“You should have your training sessions broke apart and set up throughout the week. For example, Monday: wake up and run before eating to increase your metabolism and build overall stamina. Know what you are eating and why. Then rest and mentally prepare for the first training session of the week. Monday morning training focuses on takedowns and grappling. Warm up properly and stretch for 30 minutes. Then do striking to takedowns for six 5-minute rounds. Then striking to takedowns again but adding submissions on the ground for 5-minute rounds. Then incorporate MMA-style live grappling with five-minute rounds, starting with striking to takedowns, and once your partner hits the ground it is live. Strikes are controlled, but are placed with enough force to register their potency. At the same time, you are battling for position and submission. After the hard training, focus on building technically sound movements during a fatigued state. Then, take a short water break. A short, sprint-style conditioning session can follow to wrap up the morning session.
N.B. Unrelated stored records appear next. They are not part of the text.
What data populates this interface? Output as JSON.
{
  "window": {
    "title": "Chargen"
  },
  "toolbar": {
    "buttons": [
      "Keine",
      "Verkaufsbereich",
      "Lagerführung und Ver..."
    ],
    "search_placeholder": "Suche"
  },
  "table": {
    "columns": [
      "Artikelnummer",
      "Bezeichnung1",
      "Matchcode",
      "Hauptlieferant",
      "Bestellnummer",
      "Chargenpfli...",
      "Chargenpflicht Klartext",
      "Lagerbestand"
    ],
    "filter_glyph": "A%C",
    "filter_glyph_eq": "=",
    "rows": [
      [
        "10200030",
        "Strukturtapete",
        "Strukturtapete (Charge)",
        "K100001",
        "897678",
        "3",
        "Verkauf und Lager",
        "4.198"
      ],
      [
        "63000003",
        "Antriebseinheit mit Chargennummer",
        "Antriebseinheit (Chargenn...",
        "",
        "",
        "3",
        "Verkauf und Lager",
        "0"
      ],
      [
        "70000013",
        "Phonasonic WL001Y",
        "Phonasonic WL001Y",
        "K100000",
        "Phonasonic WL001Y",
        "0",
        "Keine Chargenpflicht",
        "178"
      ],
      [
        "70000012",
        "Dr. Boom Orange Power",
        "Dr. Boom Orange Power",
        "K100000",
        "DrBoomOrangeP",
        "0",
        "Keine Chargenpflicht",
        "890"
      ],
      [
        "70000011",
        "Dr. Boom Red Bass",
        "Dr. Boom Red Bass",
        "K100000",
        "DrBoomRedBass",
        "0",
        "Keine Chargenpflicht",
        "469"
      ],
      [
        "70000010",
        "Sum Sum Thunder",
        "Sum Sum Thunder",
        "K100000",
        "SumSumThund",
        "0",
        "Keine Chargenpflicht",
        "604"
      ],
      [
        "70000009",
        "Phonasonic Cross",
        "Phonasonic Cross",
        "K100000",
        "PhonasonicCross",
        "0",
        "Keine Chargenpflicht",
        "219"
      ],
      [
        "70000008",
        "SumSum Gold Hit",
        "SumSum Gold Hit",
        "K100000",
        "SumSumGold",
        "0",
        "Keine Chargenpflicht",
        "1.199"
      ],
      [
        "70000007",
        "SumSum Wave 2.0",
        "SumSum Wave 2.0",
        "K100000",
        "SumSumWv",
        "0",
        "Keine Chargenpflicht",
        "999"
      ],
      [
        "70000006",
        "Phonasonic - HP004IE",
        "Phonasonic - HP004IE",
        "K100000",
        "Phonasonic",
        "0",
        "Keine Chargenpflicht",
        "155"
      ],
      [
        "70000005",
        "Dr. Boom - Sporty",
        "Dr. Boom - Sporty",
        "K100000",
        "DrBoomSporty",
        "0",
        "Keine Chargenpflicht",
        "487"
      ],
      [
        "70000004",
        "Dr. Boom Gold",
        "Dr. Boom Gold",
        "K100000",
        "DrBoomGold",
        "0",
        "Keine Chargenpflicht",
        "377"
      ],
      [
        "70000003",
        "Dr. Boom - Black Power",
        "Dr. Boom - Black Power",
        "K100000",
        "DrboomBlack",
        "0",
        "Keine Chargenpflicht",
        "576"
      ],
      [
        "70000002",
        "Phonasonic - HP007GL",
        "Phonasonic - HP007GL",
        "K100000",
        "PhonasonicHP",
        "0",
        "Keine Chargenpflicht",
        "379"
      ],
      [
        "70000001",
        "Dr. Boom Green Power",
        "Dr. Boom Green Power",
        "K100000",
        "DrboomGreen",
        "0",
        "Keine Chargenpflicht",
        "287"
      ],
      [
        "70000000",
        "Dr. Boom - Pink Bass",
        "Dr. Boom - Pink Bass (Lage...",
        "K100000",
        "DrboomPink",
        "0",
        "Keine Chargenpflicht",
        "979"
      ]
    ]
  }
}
“In the afternoon, fighters can do a strength and conditioning circuit. The circuit should be 20-30 minutes, but very intense. It should push the fighters, building what is most needed: muscular endurance, power, speed, agility, or all of the above. Always make sure the fighter is hydrated, has eaten the proper fuel to allow them to push past their perceived limits, and knows what to eat after the session to rest, rebuild, and recover. At this point, having done the hard sessions, it is important to have a drilling session where the fighter focuses 100% on the specific submission or striking skills he wants to build to become a better fighter. This focus on improving weak areas must be part of a fighter’s training, if not, he will have holes in his game. This type of day should happen three times a week.

“For sparring sessions, do a variety of striking drills to properly warm up the fighter, physically and mentally. As part of the warmup, do combo for combo, shadow boxing with your partner. Only after the fighters are properly warmed up should you initiate sparring. Sparring rounds start with timing sparring (live but controlled, attempting to build timing over speed), and then gradually build up to full sparring. On the outside, the coach and others should monitor the action, making sure no one is getting hit too much, getting fatigued, losing focus, or allowing their emotions to rule over reason.

“Lastly, there should be a day off for full recovery. It is necessary that the fighter have a game plan that increases in intensity as his conditioning grows. They should always be monitored and the coach should be aware of all of the supplemental conditioning and nutrition that is being done. The fighters must be hydrated, fueled with a proper diet, and getting the necessary sleep.”

Some fighters like to do their cardio in the morning and their grappling or sparring at night, keeping at least one or two days off for recovery. A typical training week for Demetrious Johnson begins on Monday morning. “Monday morning I do cardio to get my heart rate up. At night, I do Muay Thai and standup. Tuesday I try to swim a mile and then some brick work and underwater work for recovery. Tuesday night I spar. Wednesday morning is time off and the afternoon is for grappling. Then I take Thursday completely off. Friday, I start up again with cardio and then later in the day pads and MMA/pankration. Saturday I spar again.” It’s also important to alter your training routine as you get closer to fights. As for when to focus on strength versus speed, Pat Miletich likes to focus more on explosive Olympic lifts 10-12 weeks out from a fight, and as it gets closer to fight day, he concentrates on speed, endurance, and high reps.

All materials on the site are licensed Creative Commons Attribution-Sharealike 3.0 Unported CC BY-SA 3.0 & GNU Free Documentation License (GFDL)

If you are the copyright holder of any material contained on our site and intend to remove it, please contact our site administrator for approval.

© 2016-2023 All site design rights belong to S.Y.A.